Work task |
What is needed here is an exact copy of all the data.

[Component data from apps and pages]
___

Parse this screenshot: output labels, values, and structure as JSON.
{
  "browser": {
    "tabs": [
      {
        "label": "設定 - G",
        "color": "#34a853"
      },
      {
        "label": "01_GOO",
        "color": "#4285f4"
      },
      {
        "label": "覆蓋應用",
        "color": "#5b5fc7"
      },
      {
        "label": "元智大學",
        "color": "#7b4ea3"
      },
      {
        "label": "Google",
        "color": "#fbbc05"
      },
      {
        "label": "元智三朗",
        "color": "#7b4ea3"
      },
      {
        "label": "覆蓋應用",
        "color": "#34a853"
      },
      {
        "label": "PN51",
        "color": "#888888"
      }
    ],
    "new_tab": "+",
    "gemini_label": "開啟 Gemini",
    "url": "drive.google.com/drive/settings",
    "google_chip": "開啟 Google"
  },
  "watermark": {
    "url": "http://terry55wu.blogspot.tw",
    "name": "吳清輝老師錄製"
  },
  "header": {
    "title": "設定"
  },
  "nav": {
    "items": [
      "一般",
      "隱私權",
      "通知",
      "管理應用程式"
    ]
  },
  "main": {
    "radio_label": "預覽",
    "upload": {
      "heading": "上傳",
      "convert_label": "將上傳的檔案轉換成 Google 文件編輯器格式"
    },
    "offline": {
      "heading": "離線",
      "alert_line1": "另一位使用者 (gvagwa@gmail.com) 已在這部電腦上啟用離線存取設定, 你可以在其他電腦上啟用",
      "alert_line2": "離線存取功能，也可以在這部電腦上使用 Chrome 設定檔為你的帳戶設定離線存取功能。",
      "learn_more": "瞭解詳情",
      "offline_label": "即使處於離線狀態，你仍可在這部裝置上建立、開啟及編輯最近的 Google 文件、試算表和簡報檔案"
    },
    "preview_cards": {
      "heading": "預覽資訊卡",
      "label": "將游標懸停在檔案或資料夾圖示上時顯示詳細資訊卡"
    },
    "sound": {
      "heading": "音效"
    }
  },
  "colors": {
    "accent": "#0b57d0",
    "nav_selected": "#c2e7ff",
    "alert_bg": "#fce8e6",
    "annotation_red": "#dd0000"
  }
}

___

Your solution |
Parse this screenshot: output labels, values, and structure as JSON.
{
  "browser": {
    "tabs": [
      {
        "label": "設定 - G",
        "color": "#34a853"
      },
      {
        "label": "01_GOO",
        "color": "#4285f4"
      },
      {
        "label": "覆蓋應用",
        "color": "#5b5fc7"
      },
      {
        "label": "元智大學",
        "color": "#7b4ea3"
      },
      {
        "label": "Google",
        "color": "#fbbc05"
      },
      {
        "label": "元智三朗",
        "color": "#7b4ea3"
      },
      {
        "label": "覆蓋應用",
        "color": "#34a853"
      },
      {
        "label": "PN51",
        "color": "#888888"
      }
    ],
    "new_tab": "+",
    "gemini_label": "開啟 Gemini",
    "url": "drive.google.com/drive/settings",
    "google_chip": "開啟 Google"
  },
  "watermark": {
    "url": "http://terry55wu.blogspot.tw",
    "name": "吳清輝老師錄製"
  },
  "header": {
    "title": "設定"
  },
  "nav": {
    "items": [
      "一般",
      "隱私權",
      "通知",
      "管理應用程式"
    ]
  },
  "main": {
    "radio_label": "預覽",
    "upload": {
      "heading": "上傳",
      "convert_label": "將上傳的檔案轉換成 Google 文件編輯器格式"
    },
    "offline": {
      "heading": "離線",
      "alert_line1": "另一位使用者 (gvagwa@gmail.com) 已在這部電腦上啟用離線存取設定, 你可以在其他電腦上啟用",
      "alert_line2": "離線存取功能，也可以在這部電腦上使用 Chrome 設定檔為你的帳戶設定離線存取功能。",
      "learn_more": "瞭解詳情",
      "offline_label": "即使處於離線狀態，你仍可在這部裝置上建立、開啟及編輯最近的 Google 文件、試算表和簡報檔案"
    },
    "preview_cards": {
      "heading": "預覽資訊卡",
      "label": "將游標懸停在檔案或資料夾圖示上時顯示詳細資訊卡"
    },
    "sound": {
      "heading": "音效"
    }
  },
  "colors": {
    "accent": "#0b57d0",
    "nav_selected": "#c2e7ff",
    "alert_bg": "#fce8e6",
    "annotation_red": "#dd0000"
  }
}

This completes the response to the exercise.